- Work request -
Print the data below again in full, exactly as it stands, with no images.

- Records for this task -
━━━━━━━━━━━━━━━━━━━━━━━━━━━━━━

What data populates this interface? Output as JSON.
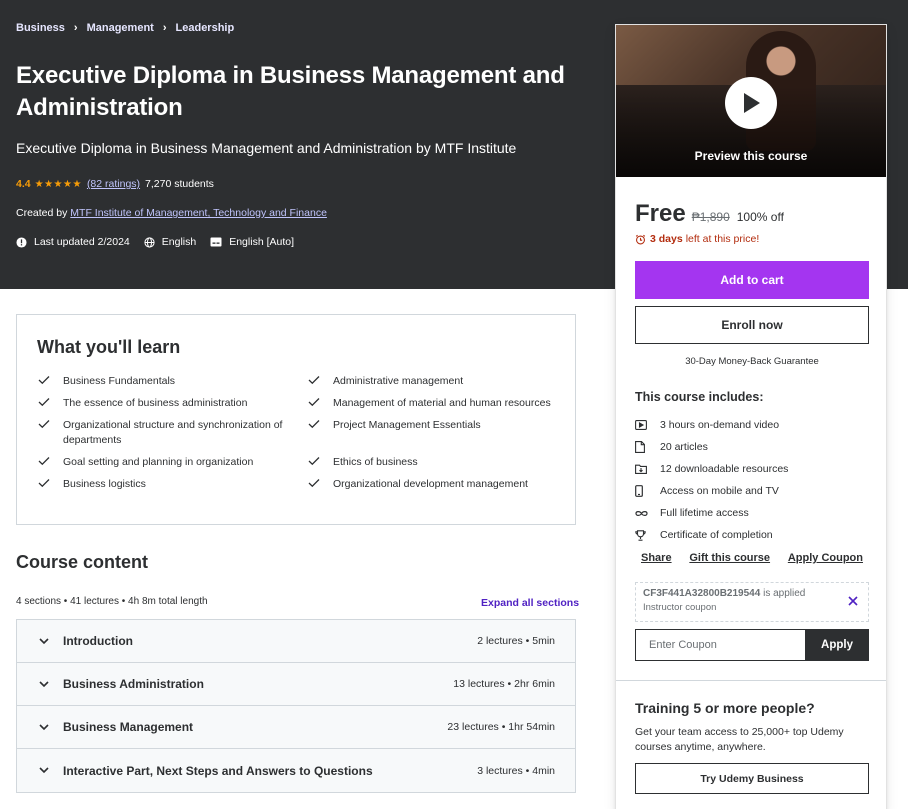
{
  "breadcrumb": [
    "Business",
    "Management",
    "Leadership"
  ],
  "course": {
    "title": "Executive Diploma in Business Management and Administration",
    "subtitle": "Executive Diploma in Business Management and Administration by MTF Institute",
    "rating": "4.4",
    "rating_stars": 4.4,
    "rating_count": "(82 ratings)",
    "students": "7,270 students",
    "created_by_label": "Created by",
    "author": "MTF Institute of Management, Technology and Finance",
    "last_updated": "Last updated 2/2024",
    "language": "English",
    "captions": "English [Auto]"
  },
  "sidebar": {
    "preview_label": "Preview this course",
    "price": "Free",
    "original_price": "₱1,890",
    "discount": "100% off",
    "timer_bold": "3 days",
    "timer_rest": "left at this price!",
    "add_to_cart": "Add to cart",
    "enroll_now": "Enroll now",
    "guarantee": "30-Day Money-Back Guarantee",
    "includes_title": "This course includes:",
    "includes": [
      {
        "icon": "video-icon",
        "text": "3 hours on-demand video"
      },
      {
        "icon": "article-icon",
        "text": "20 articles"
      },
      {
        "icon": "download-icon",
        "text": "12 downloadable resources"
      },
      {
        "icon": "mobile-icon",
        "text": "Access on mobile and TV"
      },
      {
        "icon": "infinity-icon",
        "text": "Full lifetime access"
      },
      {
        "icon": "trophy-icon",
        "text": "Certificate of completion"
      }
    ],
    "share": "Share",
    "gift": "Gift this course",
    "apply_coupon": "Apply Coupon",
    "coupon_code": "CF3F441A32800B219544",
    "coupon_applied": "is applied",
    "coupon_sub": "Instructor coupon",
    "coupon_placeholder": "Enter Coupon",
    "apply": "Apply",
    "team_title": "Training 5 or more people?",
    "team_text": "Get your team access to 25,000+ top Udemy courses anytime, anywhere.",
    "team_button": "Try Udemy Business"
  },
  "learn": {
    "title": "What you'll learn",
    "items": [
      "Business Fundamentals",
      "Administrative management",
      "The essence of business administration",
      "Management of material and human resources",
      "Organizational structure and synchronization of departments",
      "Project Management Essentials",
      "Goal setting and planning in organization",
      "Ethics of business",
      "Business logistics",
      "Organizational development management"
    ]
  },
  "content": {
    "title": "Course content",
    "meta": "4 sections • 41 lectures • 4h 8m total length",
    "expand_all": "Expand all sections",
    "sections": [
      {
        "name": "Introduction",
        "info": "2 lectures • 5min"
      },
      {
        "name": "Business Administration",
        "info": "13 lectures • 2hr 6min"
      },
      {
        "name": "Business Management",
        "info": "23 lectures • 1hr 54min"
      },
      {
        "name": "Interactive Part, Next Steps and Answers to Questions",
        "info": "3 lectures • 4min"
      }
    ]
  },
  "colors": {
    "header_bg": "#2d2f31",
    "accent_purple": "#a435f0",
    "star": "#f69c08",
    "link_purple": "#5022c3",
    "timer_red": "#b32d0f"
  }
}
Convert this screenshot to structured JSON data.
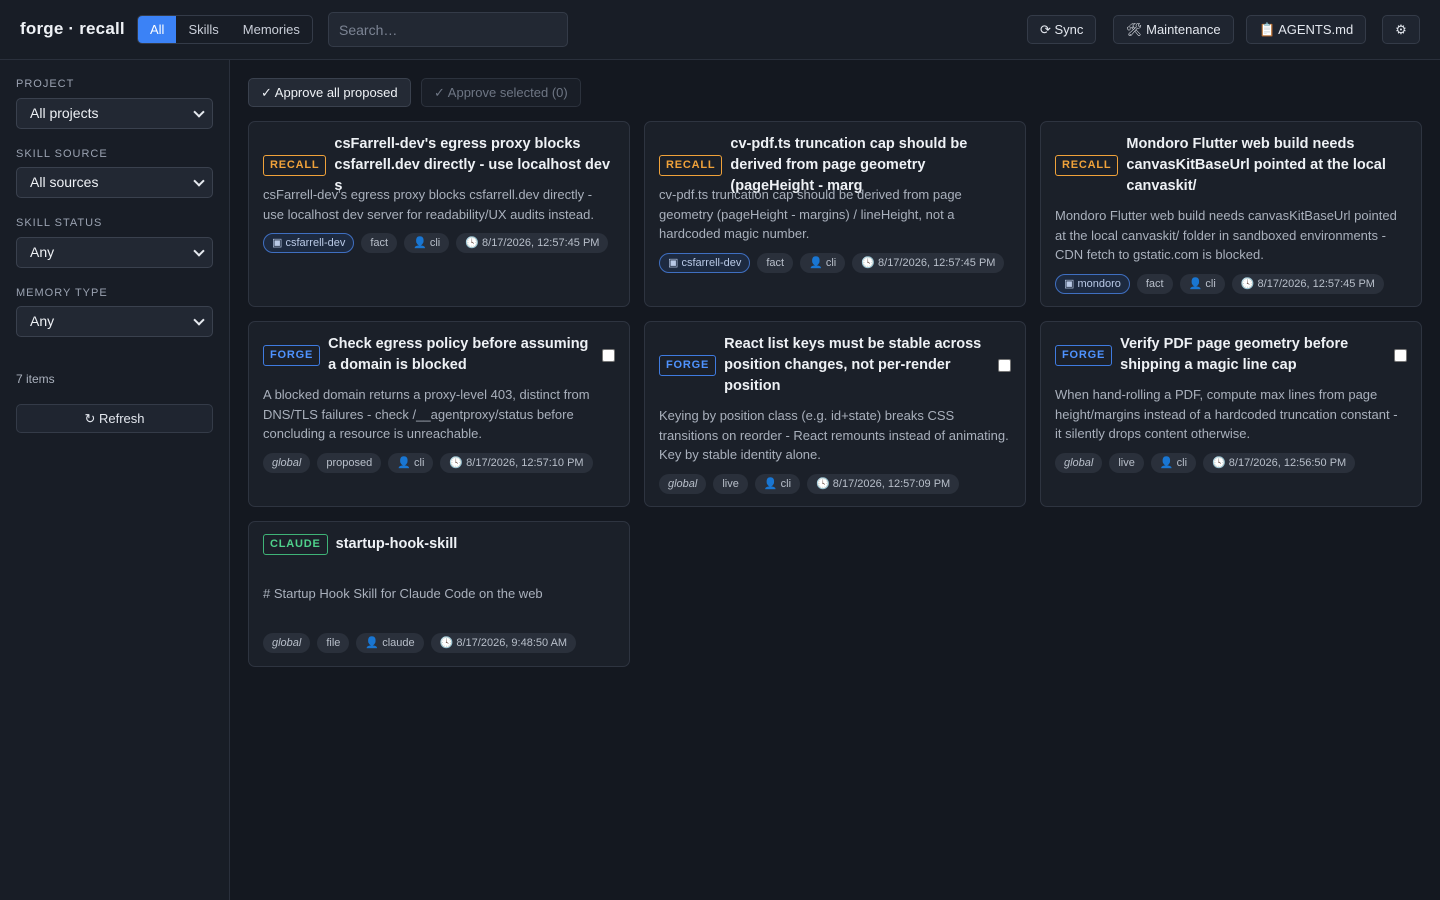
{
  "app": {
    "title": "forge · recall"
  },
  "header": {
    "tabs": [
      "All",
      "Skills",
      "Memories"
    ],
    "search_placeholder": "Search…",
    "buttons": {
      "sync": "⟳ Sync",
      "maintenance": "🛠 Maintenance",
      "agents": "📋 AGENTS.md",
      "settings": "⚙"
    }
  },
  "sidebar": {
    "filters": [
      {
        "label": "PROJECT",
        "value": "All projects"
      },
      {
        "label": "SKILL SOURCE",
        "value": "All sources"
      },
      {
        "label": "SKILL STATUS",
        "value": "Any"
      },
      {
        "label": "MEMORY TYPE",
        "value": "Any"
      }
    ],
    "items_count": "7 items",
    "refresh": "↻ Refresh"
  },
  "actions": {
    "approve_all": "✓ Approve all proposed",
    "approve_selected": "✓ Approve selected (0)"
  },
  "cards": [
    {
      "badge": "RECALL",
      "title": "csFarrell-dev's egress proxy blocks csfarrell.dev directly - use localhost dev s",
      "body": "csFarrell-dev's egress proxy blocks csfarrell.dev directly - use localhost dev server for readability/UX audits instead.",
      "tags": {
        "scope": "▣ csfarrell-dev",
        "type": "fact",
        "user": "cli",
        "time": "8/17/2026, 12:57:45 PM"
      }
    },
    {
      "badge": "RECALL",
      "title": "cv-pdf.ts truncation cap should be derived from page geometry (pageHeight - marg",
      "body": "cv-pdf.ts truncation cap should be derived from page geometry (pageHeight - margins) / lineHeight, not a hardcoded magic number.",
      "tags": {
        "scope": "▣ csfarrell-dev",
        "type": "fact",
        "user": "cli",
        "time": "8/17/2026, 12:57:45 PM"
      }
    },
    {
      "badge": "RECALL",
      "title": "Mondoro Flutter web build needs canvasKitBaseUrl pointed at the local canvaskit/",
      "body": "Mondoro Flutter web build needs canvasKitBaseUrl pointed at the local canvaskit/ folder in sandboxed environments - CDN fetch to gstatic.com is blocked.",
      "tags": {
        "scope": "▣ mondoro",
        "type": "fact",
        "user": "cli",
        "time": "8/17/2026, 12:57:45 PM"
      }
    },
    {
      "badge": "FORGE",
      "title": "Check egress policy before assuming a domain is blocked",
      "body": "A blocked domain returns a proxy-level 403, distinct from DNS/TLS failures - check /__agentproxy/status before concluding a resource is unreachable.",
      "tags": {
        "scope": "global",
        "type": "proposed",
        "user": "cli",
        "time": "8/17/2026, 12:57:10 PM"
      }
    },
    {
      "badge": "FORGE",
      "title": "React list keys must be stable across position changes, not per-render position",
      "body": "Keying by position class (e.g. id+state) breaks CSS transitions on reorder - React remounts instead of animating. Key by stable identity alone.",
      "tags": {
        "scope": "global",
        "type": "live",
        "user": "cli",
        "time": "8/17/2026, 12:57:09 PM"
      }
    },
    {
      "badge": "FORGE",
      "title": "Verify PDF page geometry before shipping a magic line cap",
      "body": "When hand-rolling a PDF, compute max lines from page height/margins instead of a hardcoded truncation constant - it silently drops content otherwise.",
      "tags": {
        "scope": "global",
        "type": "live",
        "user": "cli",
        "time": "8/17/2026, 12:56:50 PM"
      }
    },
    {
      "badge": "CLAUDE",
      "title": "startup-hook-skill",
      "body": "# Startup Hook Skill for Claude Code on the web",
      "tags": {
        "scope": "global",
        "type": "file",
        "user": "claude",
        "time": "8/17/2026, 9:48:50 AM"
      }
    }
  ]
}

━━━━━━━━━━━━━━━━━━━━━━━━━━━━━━

- Task output -
What data populates this interface? Output as JSON.
{
  "breadcrumb": [
    "Business",
    "Management",
    "Leadership"
  ],
  "course": {
    "title": "Executive Diploma in Business Management and Administration",
    "subtitle": "Executive Diploma in Business Management and Administration by MTF Institute",
    "rating": "4.4",
    "rating_stars": 4.4,
    "rating_count": "(82 ratings)",
    "students": "7,270 students",
    "created_by_label": "Created by",
    "author": "MTF Institute of Management, Technology and Finance",
    "last_updated": "Last updated 2/2024",
    "language": "English",
    "captions": "English [Auto]"
  },
  "sidebar": {
    "preview_label": "Preview this course",
    "price": "Free",
    "original_price": "₱1,890",
    "discount": "100% off",
    "timer_bold": "3 days",
    "timer_rest": "left at this price!",
    "add_to_cart": "Add to cart",
    "enroll_now": "Enroll now",
    "guarantee": "30-Day Money-Back Guarantee",
    "includes_title": "This course includes:",
    "includes": [
      {
        "icon": "video-icon",
        "text": "3 hours on-demand video"
      },
      {
        "icon": "article-icon",
        "text": "20 articles"
      },
      {
        "icon": "download-icon",
        "text": "12 downloadable resources"
      },
      {
        "icon": "mobile-icon",
        "text": "Access on mobile and TV"
      },
      {
        "icon": "infinity-icon",
        "text": "Full lifetime access"
      },
      {
        "icon": "trophy-icon",
        "text": "Certificate of completion"
      }
    ],
    "share": "Share",
    "gift": "Gift this course",
    "apply_coupon": "Apply Coupon",
    "coupon_code": "CF3F441A32800B219544",
    "coupon_applied": "is applied",
    "coupon_sub": "Instructor coupon",
    "coupon_placeholder": "Enter Coupon",
    "apply": "Apply",
    "team_title": "Training 5 or more people?",
    "team_text": "Get your team access to 25,000+ top Udemy courses anytime, anywhere.",
    "team_button": "Try Udemy Business"
  },
  "learn": {
    "title": "What you'll learn",
    "items": [
      "Business Fundamentals",
      "Administrative management",
      "The essence of business administration",
      "Management of material and human resources",
      "Organizational structure and synchronization of departments",
      "Project Management Essentials",
      "Goal setting and planning in organization",
      "Ethics of business",
      "Business logistics",
      "Organizational development management"
    ]
  },
  "content": {
    "title": "Course content",
    "meta": "4 sections • 41 lectures • 4h 8m total length",
    "expand_all": "Expand all sections",
    "sections": [
      {
        "name": "Introduction",
        "info": "2 lectures • 5min"
      },
      {
        "name": "Business Administration",
        "info": "13 lectures • 2hr 6min"
      },
      {
        "name": "Business Management",
        "info": "23 lectures • 1hr 54min"
      },
      {
        "name": "Interactive Part, Next Steps and Answers to Questions",
        "info": "3 lectures • 4min"
      }
    ]
  },
  "colors": {
    "header_bg": "#2d2f31",
    "accent_purple": "#a435f0",
    "star": "#f69c08",
    "link_purple": "#5022c3",
    "timer_red": "#b32d0f"
  }
}
Convert this screenshot to structured JSON data.
{
  "app": {
    "title": "forge · recall"
  },
  "header": {
    "tabs": [
      "All",
      "Skills",
      "Memories"
    ],
    "search_placeholder": "Search…",
    "buttons": {
      "sync": "⟳ Sync",
      "maintenance": "🛠 Maintenance",
      "agents": "📋 AGENTS.md",
      "settings": "⚙"
    }
  },
  "sidebar": {
    "filters": [
      {
        "label": "PROJECT",
        "value": "All projects"
      },
      {
        "label": "SKILL SOURCE",
        "value": "All sources"
      },
      {
        "label": "SKILL STATUS",
        "value": "Any"
      },
      {
        "label": "MEMORY TYPE",
        "value": "Any"
      }
    ],
    "items_count": "7 items",
    "refresh": "↻ Refresh"
  },
  "actions": {
    "approve_all": "✓ Approve all proposed",
    "approve_selected": "✓ Approve selected (0)"
  },
  "cards": [
    {
      "badge": "RECALL",
      "title": "csFarrell-dev's egress proxy blocks csfarrell.dev directly - use localhost dev s",
      "body": "csFarrell-dev's egress proxy blocks csfarrell.dev directly - use localhost dev server for readability/UX audits instead.",
      "tags": {
        "scope": "▣ csfarrell-dev",
        "type": "fact",
        "user": "cli",
        "time": "8/17/2026, 12:57:45 PM"
      }
    },
    {
      "badge": "RECALL",
      "title": "cv-pdf.ts truncation cap should be derived from page geometry (pageHeight - marg",
      "body": "cv-pdf.ts truncation cap should be derived from page geometry (pageHeight - margins) / lineHeight, not a hardcoded magic number.",
      "tags": {
        "scope": "▣ csfarrell-dev",
        "type": "fact",
        "user": "cli",
        "time": "8/17/2026, 12:57:45 PM"
      }
    },
    {
      "badge": "RECALL",
      "title": "Mondoro Flutter web build needs canvasKitBaseUrl pointed at the local canvaskit/",
      "body": "Mondoro Flutter web build needs canvasKitBaseUrl pointed at the local canvaskit/ folder in sandboxed environments - CDN fetch to gstatic.com is blocked.",
      "tags": {
        "scope": "▣ mondoro",
        "type": "fact",
        "user": "cli",
        "time": "8/17/2026, 12:57:45 PM"
      }
    },
    {
      "badge": "FORGE",
      "title": "Check egress policy before assuming a domain is blocked",
      "body": "A blocked domain returns a proxy-level 403, distinct from DNS/TLS failures - check /__agentproxy/status before concluding a resource is unreachable.",
      "tags": {
        "scope": "global",
        "type": "proposed",
        "user": "cli",
        "time": "8/17/2026, 12:57:10 PM"
      }
    },
    {
      "badge": "FORGE",
      "title": "React list keys must be stable across position changes, not per-render position",
      "body": "Keying by position class (e.g. id+state) breaks CSS transitions on reorder - React remounts instead of animating. Key by stable identity alone.",
      "tags": {
        "scope": "global",
        "type": "live",
        "user": "cli",
        "time": "8/17/2026, 12:57:09 PM"
      }
    },
    {
      "badge": "FORGE",
      "title": "Verify PDF page geometry before shipping a magic line cap",
      "body": "When hand-rolling a PDF, compute max lines from page height/margins instead of a hardcoded truncation constant - it silently drops content otherwise.",
      "tags": {
        "scope": "global",
        "type": "live",
        "user": "cli",
        "time": "8/17/2026, 12:56:50 PM"
      }
    },
    {
      "badge": "CLAUDE",
      "title": "startup-hook-skill",
      "body": "# Startup Hook Skill for Claude Code on the web",
      "tags": {
        "scope": "global",
        "type": "file",
        "user": "claude",
        "time": "8/17/2026, 9:48:50 AM"
      }
    }
  ]
}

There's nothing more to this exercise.